“It’s really easy for someone to dismiss the idea and say, ‘On the back of an envelope, it looks great, but if you actually build it, you're never going to get those theoretical numbers,’” says Benkoski, a materials scientist at the Applied Physics Laboratory and the leader of the team working on a solar thermal propulsion system.
Photograph: NASA GoddardThe European Space Agency’s PROBA2 satellite captured this unusually detailed photo of the corona—plasma that can be millions of degrees hotter than the star’s actual surface.Video: ESAThis sunspot, captured in ultraviolet by NASA’s Solar Dynamic Observatory in 2017, only looks small.
Indeed, the group says that if their mission is selected by NASA it could fly as soon as 2030.“This is humanity’s first explicit step into interstellar space,” says Pontus Brandt, a physicist at the Johns Hopkins Applied Physics Laboratory who is working on the interstellar probe study.
Politicians are bickering and NASA is tinkering, but first: a cartoon tackling the problem of robot discrimination .Here's the news you need to know, in two minutes or less.NASA wants to send a probe to the hellish surface of Venus.
Known as the Long-Lived In-situ Solar System Explorer, or LLISSE, each of the probe’s components is specially engineered to withstand the high temperature, high pressure, and reactive atmosphere that define that infernal planet.“We don't have any data on how the conditions change from day to night on Venus,” says Kremic.
Launched in 2018, NASA’s Parker Solar Probe will take years to swoop into orbit around the Sun, but once it’s there, its main goal is to figure out exactly what drives the solar wind, the constant stream of highly charged particles that are spit out from the openings in the surface.
The Dragonfly mission will spend two years flying around the surface of Titan, studying the moon’s composition and searching for signs of life. On Wednesday, NASA announced it will send a spacecraft to the surface of Titan , Saturn’s largest moon and one of the leading candidates for finding extraterrestrial microbial life in our solar system.

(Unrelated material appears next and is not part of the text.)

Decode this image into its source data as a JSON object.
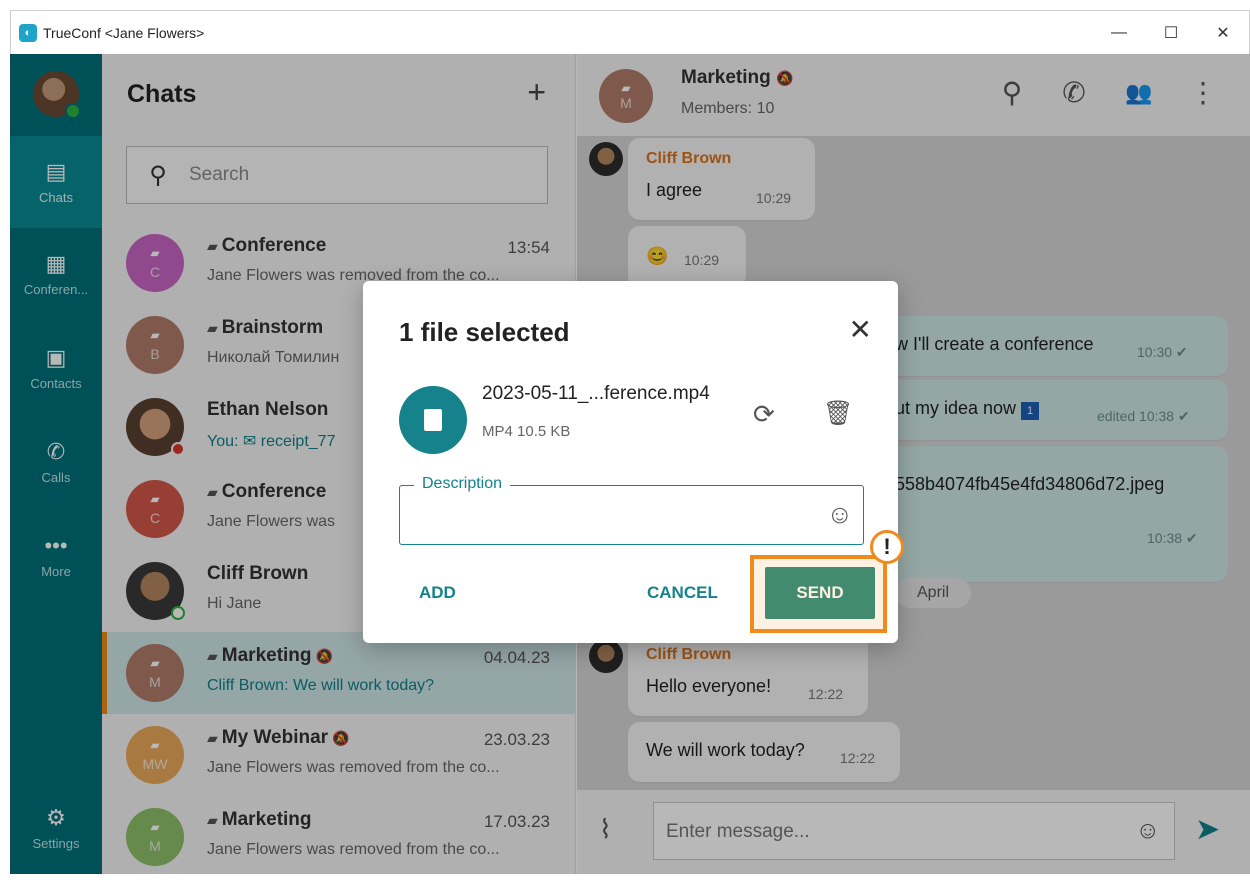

“We need to be doing things where if they work, they have to be able to move the needle for us," Amazon CEO Jeff Bezos said. “We can’t do things that if they work they’ll be small,” Bezos said, in conversation with Amazon’s forecasting chief Jenny Freshwater.

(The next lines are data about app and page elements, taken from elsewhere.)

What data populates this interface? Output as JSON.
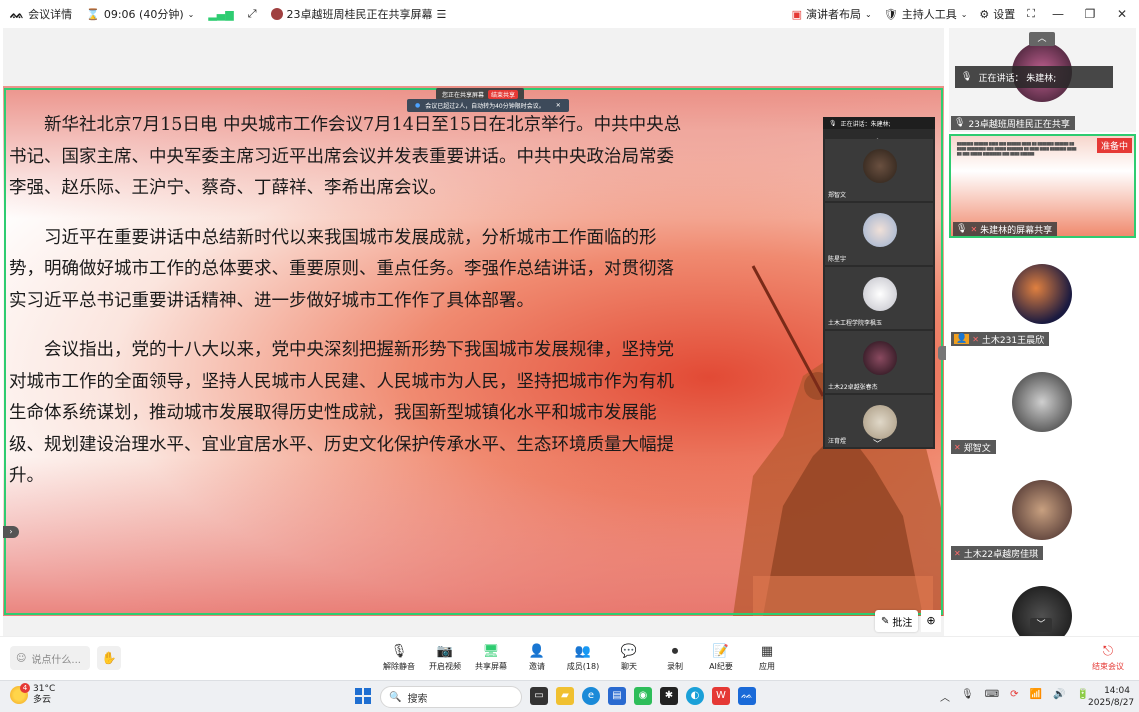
{
  "titlebar": {
    "meeting_details": "会议详情",
    "timer": "09:06 (40分钟)",
    "share_status": "23卓越班周桂民正在共享屏幕",
    "layout": "演讲者布局",
    "host_tools": "主持人工具",
    "settings": "设置"
  },
  "stage": {
    "share_pill": "您正在共享屏幕",
    "end_share": "结束共享",
    "notice": "会议已超过2人，自动转为40分钟限时会议。",
    "paragraphs": [
      "新华社北京7月15日电  中央城市工作会议7月14日至15日在北京举行。中共中央总书记、国家主席、中央军委主席习近平出席会议并发表重要讲话。中共中央政治局常委李强、赵乐际、王沪宁、蔡奇、丁薛祥、李希出席会议。",
      "习近平在重要讲话中总结新时代以来我国城市发展成就，分析城市工作面临的形势，明确做好城市工作的总体要求、重要原则、重点任务。李强作总结讲话，对贯彻落实习近平总书记重要讲话精神、进一步做好城市工作作了具体部署。",
      "会议指出，党的十八大以来，党中央深刻把握新形势下我国城市发展规律，坚持党对城市工作的全面领导，坚持人民城市人民建、人民城市为人民，坚持把城市作为有机生命体系统谋划，推动城市发展取得历史性成就，我国新型城镇化水平和城市发展能级、规划建设治理水平、宜业宜居水平、历史文化保护传承水平、生态环境质量大幅提升。"
    ],
    "overlay_header": "正在讲话：朱建林;",
    "overlay_names": [
      "郑智文",
      "陈星宇",
      "土木工程学院李枫玉",
      "土木22卓越张春杰",
      "汪育煜"
    ],
    "annotate": "批注"
  },
  "panel": {
    "speaking": "正在讲话：  朱建林;",
    "tiles": [
      {
        "name": "23卓越班周桂民正在共享"
      },
      {
        "name": "朱建林的屏幕共享"
      },
      {
        "name": "土木231王晨欣"
      },
      {
        "name": "郑智文"
      },
      {
        "name": "土木22卓越房佳琪"
      }
    ],
    "ready_badge": "准备中"
  },
  "toolbar": {
    "chat_placeholder": "说点什么...",
    "tools": [
      {
        "label": "解除静音",
        "icon": "mic-off-icon",
        "glyph": "🎙"
      },
      {
        "label": "开启视频",
        "icon": "camera-off-icon",
        "glyph": "📷"
      },
      {
        "label": "共享屏幕",
        "icon": "share-screen-icon",
        "glyph": "🖥"
      },
      {
        "label": "邀请",
        "icon": "invite-icon",
        "glyph": "👤"
      },
      {
        "label": "成员(18)",
        "icon": "members-icon",
        "glyph": "👥"
      },
      {
        "label": "聊天",
        "icon": "chat-icon",
        "glyph": "💬"
      },
      {
        "label": "录制",
        "icon": "record-icon",
        "glyph": "⏺"
      },
      {
        "label": "AI纪要",
        "icon": "ai-notes-icon",
        "glyph": "📝"
      },
      {
        "label": "应用",
        "icon": "apps-icon",
        "glyph": "▦"
      }
    ],
    "leave": "结束会议"
  },
  "taskbar": {
    "weather_badge": "4",
    "temperature": "31°C",
    "condition": "多云",
    "search": "搜索",
    "time": "14:04",
    "date": "2025/8/27"
  },
  "colors": {
    "share_border": "#2ecc71",
    "accent_red": "#e53935",
    "toolbar_text": "#222222"
  }
}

Even as he correctly summarized that Mueller did not find that Trump’s campaign conspired—distinct from colluding, which the report makes clear—with the Russian government, Barr appears to have misled the public about the severity of the evidence on obstruction of justice.

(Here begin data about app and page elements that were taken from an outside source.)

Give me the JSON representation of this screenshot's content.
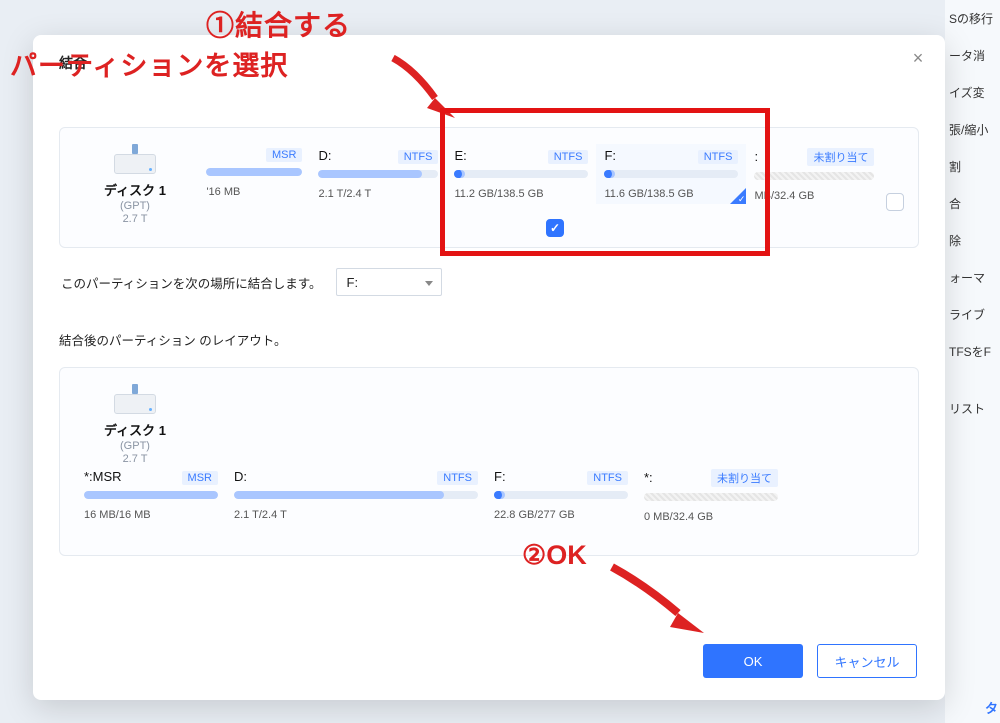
{
  "dialog": {
    "title": "結合",
    "dest_label": "このパーティションを次の場所に結合します。",
    "dest_value": "F:",
    "after_label": "結合後のパーティション のレイアウト。",
    "ok": "OK",
    "cancel": "キャンセル"
  },
  "before": {
    "disk": {
      "name": "ディスク 1",
      "scheme": "(GPT)",
      "size": "2.7 T"
    },
    "parts": [
      {
        "letter": "",
        "fs": "MSR",
        "size": "'16 MB",
        "fill_pct": 100,
        "hatched": false,
        "unalloc": false,
        "knob": false
      },
      {
        "letter": "D:",
        "fs": "NTFS",
        "size": "2.1 T/2.4 T",
        "fill_pct": 86,
        "hatched": false,
        "unalloc": false,
        "knob": false
      },
      {
        "letter": "E:",
        "fs": "NTFS",
        "size": "11.2 GB/138.5 GB",
        "fill_pct": 8,
        "hatched": false,
        "unalloc": false,
        "knob": true
      },
      {
        "letter": "F:",
        "fs": "NTFS",
        "size": "11.6 GB/138.5 GB",
        "fill_pct": 8,
        "hatched": false,
        "unalloc": false,
        "knob": true,
        "selected": true
      },
      {
        "letter": ":",
        "fs": "未割り当て",
        "size": "MB/32.4 GB",
        "fill_pct": 0,
        "hatched": true,
        "unalloc": true,
        "knob": false
      }
    ],
    "center_checked": true
  },
  "after": {
    "disk": {
      "name": "ディスク 1",
      "scheme": "(GPT)",
      "size": "2.7 T"
    },
    "parts": [
      {
        "letter": "*:MSR",
        "fs": "MSR",
        "size": "16 MB/16 MB",
        "fill_pct": 100,
        "hatched": false,
        "unalloc": false,
        "knob": false
      },
      {
        "letter": "D:",
        "fs": "NTFS",
        "size": "2.1 T/2.4 T",
        "fill_pct": 86,
        "hatched": false,
        "unalloc": false,
        "knob": false
      },
      {
        "letter": "F:",
        "fs": "NTFS",
        "size": "22.8 GB/277 GB",
        "fill_pct": 8,
        "hatched": false,
        "unalloc": false,
        "knob": true
      },
      {
        "letter": "*:",
        "fs": "未割り当て",
        "size": "0 MB/32.4 GB",
        "fill_pct": 0,
        "hatched": true,
        "unalloc": true,
        "knob": false
      }
    ]
  },
  "annot": {
    "line1": "①結合する",
    "line2": "パーティションを選択",
    "ok": "②OK"
  },
  "bg_menu": [
    "Sの移行",
    "ータ消",
    "イズ変",
    "張/縮小",
    "割",
    "合",
    "除",
    "ォーマ",
    "ライブ",
    "TFSをF",
    "リスト",
    "タ"
  ]
}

Special Counsel Robert Mueller wrapped up his 675-day probe —the most politically charged investigation in American history—with a profoundly unsatisfying conclusion about whether President Donald Trump obstructed justice: Maybe .The answer came in a convoluted four-page letter to Congress from newly installed Attorney General Bill Barr, who spent the weekend sorting through Mueller’s final report with Deputy Attorney General Rod Rosenstein.
7 Scenarios for How the Mueller Probe Might 'Wrap Up' Elena Lacey; Brendan Smialowski/Getty Images The breaking news hit a snowy Washington on Wednesday: Newly installed attorney general William Barr appears to be preparing to announce the end of special counsel Robert Mueller’s Russia investigation.
As the mission's principle investigator Alan Stern puts it: "In the days following the flyby, Ultima Thule's going to become a real thing, then a real thing with a shape, then a real thing with geology." Here's when to expect what:January 1, 7:00 am PT / 10:00 am ET: By this time, New Horizons' mission scientists will expect to have heard from the probe about its health and whether the mission was successful.
NASA/JHUAPL/SwRI Stern and his team discovered the object in 2014 using the Hubble Space Telescope, while searching the sky for places New Horizons could visit after its brief encounter with Pluto.
At the same time, the forced resignation of attorney general Jeff Sessions, and appointment of his chief of staff Matt Whitaker to be the acting attorney general—a decision that is of at least debatable legality—has raised fears that the Trump administration is closing in on firing Mueller himself.Yet as the dust settles from the midterms and Sessions’ abrupt departure, there are five clear reasons to be optimistic that the rule of law will hold, and that Mueller will be able to complete his probe, regardless of what he ultimately finds.